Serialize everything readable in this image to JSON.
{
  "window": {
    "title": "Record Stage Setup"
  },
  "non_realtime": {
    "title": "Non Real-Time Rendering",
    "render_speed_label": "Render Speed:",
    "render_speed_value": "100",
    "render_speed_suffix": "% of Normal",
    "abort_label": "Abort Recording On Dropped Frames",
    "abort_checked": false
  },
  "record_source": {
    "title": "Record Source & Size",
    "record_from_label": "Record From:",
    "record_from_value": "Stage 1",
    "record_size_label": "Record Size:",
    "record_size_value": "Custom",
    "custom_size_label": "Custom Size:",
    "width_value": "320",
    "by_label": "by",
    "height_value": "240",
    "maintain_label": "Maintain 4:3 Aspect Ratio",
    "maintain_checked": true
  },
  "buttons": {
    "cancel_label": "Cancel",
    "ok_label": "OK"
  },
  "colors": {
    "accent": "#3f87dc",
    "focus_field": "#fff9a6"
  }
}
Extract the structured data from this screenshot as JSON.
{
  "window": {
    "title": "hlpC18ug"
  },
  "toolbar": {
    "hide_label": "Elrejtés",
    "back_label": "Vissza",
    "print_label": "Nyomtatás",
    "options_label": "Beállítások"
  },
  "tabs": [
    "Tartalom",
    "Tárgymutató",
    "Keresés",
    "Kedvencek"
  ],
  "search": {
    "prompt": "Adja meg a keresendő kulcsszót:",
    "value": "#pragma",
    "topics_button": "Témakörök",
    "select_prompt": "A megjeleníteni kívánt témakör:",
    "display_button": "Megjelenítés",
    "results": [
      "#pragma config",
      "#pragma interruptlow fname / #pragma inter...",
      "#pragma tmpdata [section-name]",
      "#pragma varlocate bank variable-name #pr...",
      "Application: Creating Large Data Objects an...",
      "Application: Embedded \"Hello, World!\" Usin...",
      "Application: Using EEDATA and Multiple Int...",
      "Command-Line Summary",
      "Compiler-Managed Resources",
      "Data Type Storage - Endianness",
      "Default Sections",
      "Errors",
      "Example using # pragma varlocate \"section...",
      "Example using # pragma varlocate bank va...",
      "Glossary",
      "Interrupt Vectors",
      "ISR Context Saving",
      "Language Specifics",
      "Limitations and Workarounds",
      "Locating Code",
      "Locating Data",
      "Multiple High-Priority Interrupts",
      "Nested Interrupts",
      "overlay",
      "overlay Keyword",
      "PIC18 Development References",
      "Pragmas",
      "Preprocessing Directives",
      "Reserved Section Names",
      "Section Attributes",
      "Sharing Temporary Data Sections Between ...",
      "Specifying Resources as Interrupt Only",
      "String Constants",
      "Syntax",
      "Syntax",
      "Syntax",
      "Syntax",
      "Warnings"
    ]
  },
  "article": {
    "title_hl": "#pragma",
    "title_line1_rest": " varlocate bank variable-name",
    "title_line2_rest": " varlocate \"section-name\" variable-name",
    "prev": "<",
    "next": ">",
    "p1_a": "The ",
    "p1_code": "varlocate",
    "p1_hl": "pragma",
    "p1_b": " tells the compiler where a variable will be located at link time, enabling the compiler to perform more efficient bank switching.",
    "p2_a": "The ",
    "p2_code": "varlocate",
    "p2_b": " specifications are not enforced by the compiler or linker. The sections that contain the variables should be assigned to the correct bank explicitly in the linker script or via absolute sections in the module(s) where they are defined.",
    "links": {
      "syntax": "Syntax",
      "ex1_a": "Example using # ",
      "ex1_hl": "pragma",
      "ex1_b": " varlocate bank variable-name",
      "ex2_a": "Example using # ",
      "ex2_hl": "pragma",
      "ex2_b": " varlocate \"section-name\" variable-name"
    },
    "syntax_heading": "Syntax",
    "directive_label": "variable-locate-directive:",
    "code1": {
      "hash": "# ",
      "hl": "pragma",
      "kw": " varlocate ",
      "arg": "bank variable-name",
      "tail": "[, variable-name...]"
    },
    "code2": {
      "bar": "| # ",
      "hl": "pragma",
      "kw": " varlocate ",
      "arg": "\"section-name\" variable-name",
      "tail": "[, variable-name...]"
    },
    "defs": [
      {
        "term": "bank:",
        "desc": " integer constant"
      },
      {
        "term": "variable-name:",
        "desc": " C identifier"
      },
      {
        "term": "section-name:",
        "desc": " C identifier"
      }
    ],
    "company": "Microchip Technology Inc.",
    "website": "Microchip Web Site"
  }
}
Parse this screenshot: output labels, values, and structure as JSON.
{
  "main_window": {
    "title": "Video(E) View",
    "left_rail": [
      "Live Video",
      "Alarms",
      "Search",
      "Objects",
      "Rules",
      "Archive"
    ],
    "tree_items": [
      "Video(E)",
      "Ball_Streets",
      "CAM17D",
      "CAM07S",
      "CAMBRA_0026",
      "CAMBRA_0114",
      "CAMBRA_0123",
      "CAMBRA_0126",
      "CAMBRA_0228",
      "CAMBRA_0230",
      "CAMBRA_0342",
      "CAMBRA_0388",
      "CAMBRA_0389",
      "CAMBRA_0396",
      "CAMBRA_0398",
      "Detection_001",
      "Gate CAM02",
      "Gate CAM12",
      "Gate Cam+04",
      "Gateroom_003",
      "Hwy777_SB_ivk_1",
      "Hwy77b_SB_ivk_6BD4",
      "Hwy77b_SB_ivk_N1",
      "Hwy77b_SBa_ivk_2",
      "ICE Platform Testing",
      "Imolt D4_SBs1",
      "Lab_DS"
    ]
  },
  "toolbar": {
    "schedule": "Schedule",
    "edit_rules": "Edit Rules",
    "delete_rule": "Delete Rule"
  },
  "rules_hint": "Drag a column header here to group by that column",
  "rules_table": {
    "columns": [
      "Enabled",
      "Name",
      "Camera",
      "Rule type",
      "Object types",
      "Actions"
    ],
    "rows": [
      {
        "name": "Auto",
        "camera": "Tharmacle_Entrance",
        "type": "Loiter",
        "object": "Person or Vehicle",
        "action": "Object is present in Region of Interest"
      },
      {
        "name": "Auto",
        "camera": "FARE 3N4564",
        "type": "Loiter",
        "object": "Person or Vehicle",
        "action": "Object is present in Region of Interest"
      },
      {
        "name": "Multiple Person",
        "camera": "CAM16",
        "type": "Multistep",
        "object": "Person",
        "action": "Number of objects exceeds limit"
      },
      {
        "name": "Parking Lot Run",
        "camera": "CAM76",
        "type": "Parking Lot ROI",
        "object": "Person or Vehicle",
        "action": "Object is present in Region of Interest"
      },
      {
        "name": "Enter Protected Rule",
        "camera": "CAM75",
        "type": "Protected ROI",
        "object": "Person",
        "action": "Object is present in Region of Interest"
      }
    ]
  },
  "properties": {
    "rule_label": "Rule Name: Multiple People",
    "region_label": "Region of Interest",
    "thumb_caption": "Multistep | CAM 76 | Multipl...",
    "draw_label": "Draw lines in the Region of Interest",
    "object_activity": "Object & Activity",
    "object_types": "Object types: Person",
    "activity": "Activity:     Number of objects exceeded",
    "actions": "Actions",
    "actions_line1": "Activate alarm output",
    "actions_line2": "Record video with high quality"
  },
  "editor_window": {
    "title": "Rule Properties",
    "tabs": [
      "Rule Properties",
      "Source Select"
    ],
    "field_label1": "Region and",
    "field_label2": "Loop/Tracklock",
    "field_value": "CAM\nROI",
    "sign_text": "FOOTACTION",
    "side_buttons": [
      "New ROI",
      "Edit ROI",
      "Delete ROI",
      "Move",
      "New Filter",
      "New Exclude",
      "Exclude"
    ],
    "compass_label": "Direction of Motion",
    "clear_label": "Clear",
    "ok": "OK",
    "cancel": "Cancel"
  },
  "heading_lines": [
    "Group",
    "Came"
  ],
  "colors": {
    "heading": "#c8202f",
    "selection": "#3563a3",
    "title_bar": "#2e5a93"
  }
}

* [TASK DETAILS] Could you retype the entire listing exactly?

* [TASK RESPONSE]
Serialize everything readable in this image to JSON.
{
  "window": {
    "title": "Record Stage Setup"
  },
  "non_realtime": {
    "title": "Non Real-Time Rendering",
    "render_speed_label": "Render Speed:",
    "render_speed_value": "100",
    "render_speed_suffix": "% of Normal",
    "abort_label": "Abort Recording On Dropped Frames",
    "abort_checked": false
  },
  "record_source": {
    "title": "Record Source & Size",
    "record_from_label": "Record From:",
    "record_from_value": "Stage 1",
    "record_size_label": "Record Size:",
    "record_size_value": "Custom",
    "custom_size_label": "Custom Size:",
    "width_value": "320",
    "by_label": "by",
    "height_value": "240",
    "maintain_label": "Maintain 4:3 Aspect Ratio",
    "maintain_checked": true
  },
  "buttons": {
    "cancel_label": "Cancel",
    "ok_label": "OK"
  },
  "colors": {
    "accent": "#3f87dc",
    "focus_field": "#fff9a6"
  }
}
Extract the structured data from this screenshot as JSON.
{
  "window": {
    "title": "hlpC18ug"
  },
  "toolbar": {
    "hide_label": "Elrejtés",
    "back_label": "Vissza",
    "print_label": "Nyomtatás",
    "options_label": "Beállítások"
  },
  "tabs": [
    "Tartalom",
    "Tárgymutató",
    "Keresés",
    "Kedvencek"
  ],
  "search": {
    "prompt": "Adja meg a keresendő kulcsszót:",
    "value": "#pragma",
    "topics_button": "Témakörök",
    "select_prompt": "A megjeleníteni kívánt témakör:",
    "display_button": "Megjelenítés",
    "results": [
      "#pragma config",
      "#pragma interruptlow fname / #pragma inter...",
      "#pragma tmpdata [section-name]",
      "#pragma varlocate bank variable-name #pr...",
      "Application: Creating Large Data Objects an...",
      "Application: Embedded \"Hello, World!\" Usin...",
      "Application: Using EEDATA and Multiple Int...",
      "Command-Line Summary",
      "Compiler-Managed Resources",
      "Data Type Storage - Endianness",
      "Default Sections",
      "Errors",
      "Example using # pragma varlocate \"section...",
      "Example using # pragma varlocate bank va...",
      "Glossary",
      "Interrupt Vectors",
      "ISR Context Saving",
      "Language Specifics",
      "Limitations and Workarounds",
      "Locating Code",
      "Locating Data",
      "Multiple High-Priority Interrupts",
      "Nested Interrupts",
      "overlay",
      "overlay Keyword",
      "PIC18 Development References",
      "Pragmas",
      "Preprocessing Directives",
      "Reserved Section Names",
      "Section Attributes",
      "Sharing Temporary Data Sections Between ...",
      "Specifying Resources as Interrupt Only",
      "String Constants",
      "Syntax",
      "Syntax",
      "Syntax",
      "Syntax",
      "Warnings"
    ]
  },
  "article": {
    "title_hl": "#pragma",
    "title_line1_rest": " varlocate bank variable-name",
    "title_line2_rest": " varlocate \"section-name\" variable-name",
    "prev": "<",
    "next": ">",
    "p1_a": "The ",
    "p1_code": "varlocate",
    "p1_hl": "pragma",
    "p1_b": " tells the compiler where a variable will be located at link time, enabling the compiler to perform more efficient bank switching.",
    "p2_a": "The ",
    "p2_code": "varlocate",
    "p2_b": " specifications are not enforced by the compiler or linker. The sections that contain the variables should be assigned to the correct bank explicitly in the linker script or via absolute sections in the module(s) where they are defined.",
    "links": {
      "syntax": "Syntax",
      "ex1_a": "Example using # ",
      "ex1_hl": "pragma",
      "ex1_b": " varlocate bank variable-name",
      "ex2_a": "Example using # ",
      "ex2_hl": "pragma",
      "ex2_b": " varlocate \"section-name\" variable-name"
    },
    "syntax_heading": "Syntax",
    "directive_label": "variable-locate-directive:",
    "code1": {
      "hash": "# ",
      "hl": "pragma",
      "kw": " varlocate ",
      "arg": "bank variable-name",
      "tail": "[, variable-name...]"
    },
    "code2": {
      "bar": "| # ",
      "hl": "pragma",
      "kw": " varlocate ",
      "arg": "\"section-name\" variable-name",
      "tail": "[, variable-name...]"
    },
    "defs": [
      {
        "term": "bank:",
        "desc": " integer constant"
      },
      {
        "term": "variable-name:",
        "desc": " C identifier"
      },
      {
        "term": "section-name:",
        "desc": " C identifier"
      }
    ],
    "company": "Microchip Technology Inc.",
    "website": "Microchip Web Site"
  }
}
Parse this screenshot: output labels, values, and structure as JSON.
{
  "main_window": {
    "title": "Video(E) View",
    "left_rail": [
      "Live Video",
      "Alarms",
      "Search",
      "Objects",
      "Rules",
      "Archive"
    ],
    "tree_items": [
      "Video(E)",
      "Ball_Streets",
      "CAM17D",
      "CAM07S",
      "CAMBRA_0026",
      "CAMBRA_0114",
      "CAMBRA_0123",
      "CAMBRA_0126",
      "CAMBRA_0228",
      "CAMBRA_0230",
      "CAMBRA_0342",
      "CAMBRA_0388",
      "CAMBRA_0389",
      "CAMBRA_0396",
      "CAMBRA_0398",
      "Detection_001",
      "Gate CAM02",
      "Gate CAM12",
      "Gate Cam+04",
      "Gateroom_003",
      "Hwy777_SB_ivk_1",
      "Hwy77b_SB_ivk_6BD4",
      "Hwy77b_SB_ivk_N1",
      "Hwy77b_SBa_ivk_2",
      "ICE Platform Testing",
      "Imolt D4_SBs1",
      "Lab_DS"
    ]
  },
  "toolbar": {
    "schedule": "Schedule",
    "edit_rules": "Edit Rules",
    "delete_rule": "Delete Rule"
  },
  "rules_hint": "Drag a column header here to group by that column",
  "rules_table": {
    "columns": [
      "Enabled",
      "Name",
      "Camera",
      "Rule type",
      "Object types",
      "Actions"
    ],
    "rows": [
      {
        "name": "Auto",
        "camera": "Tharmacle_Entrance",
        "type": "Loiter",
        "object": "Person or Vehicle",
        "action": "Object is present in Region of Interest"
      },
      {
        "name": "Auto",
        "camera": "FARE 3N4564",
        "type": "Loiter",
        "object": "Person or Vehicle",
        "action": "Object is present in Region of Interest"
      },
      {
        "name": "Multiple Person",
        "camera": "CAM16",
        "type": "Multistep",
        "object": "Person",
        "action": "Number of objects exceeds limit"
      },
      {
        "name": "Parking Lot Run",
        "camera": "CAM76",
        "type": "Parking Lot ROI",
        "object": "Person or Vehicle",
        "action": "Object is present in Region of Interest"
      },
      {
        "name": "Enter Protected Rule",
        "camera": "CAM75",
        "type": "Protected ROI",
        "object": "Person",
        "action": "Object is present in Region of Interest"
      }
    ]
  },
  "properties": {
    "rule_label": "Rule Name: Multiple People",
    "region_label": "Region of Interest",
    "thumb_caption": "Multistep | CAM 76 | Multipl...",
    "draw_label": "Draw lines in the Region of Interest",
    "object_activity": "Object & Activity",
    "object_types": "Object types: Person",
    "activity": "Activity:     Number of objects exceeded",
    "actions": "Actions",
    "actions_line1": "Activate alarm output",
    "actions_line2": "Record video with high quality"
  },
  "editor_window": {
    "title": "Rule Properties",
    "tabs": [
      "Rule Properties",
      "Source Select"
    ],
    "field_label1": "Region and",
    "field_label2": "Loop/Tracklock",
    "field_value": "CAM\nROI",
    "sign_text": "FOOTACTION",
    "side_buttons": [
      "New ROI",
      "Edit ROI",
      "Delete ROI",
      "Move",
      "New Filter",
      "New Exclude",
      "Exclude"
    ],
    "compass_label": "Direction of Motion",
    "clear_label": "Clear",
    "ok": "OK",
    "cancel": "Cancel"
  },
  "heading_lines": [
    "Group",
    "Came"
  ],
  "colors": {
    "heading": "#c8202f",
    "selection": "#3563a3",
    "title_bar": "#2e5a93"
  }
}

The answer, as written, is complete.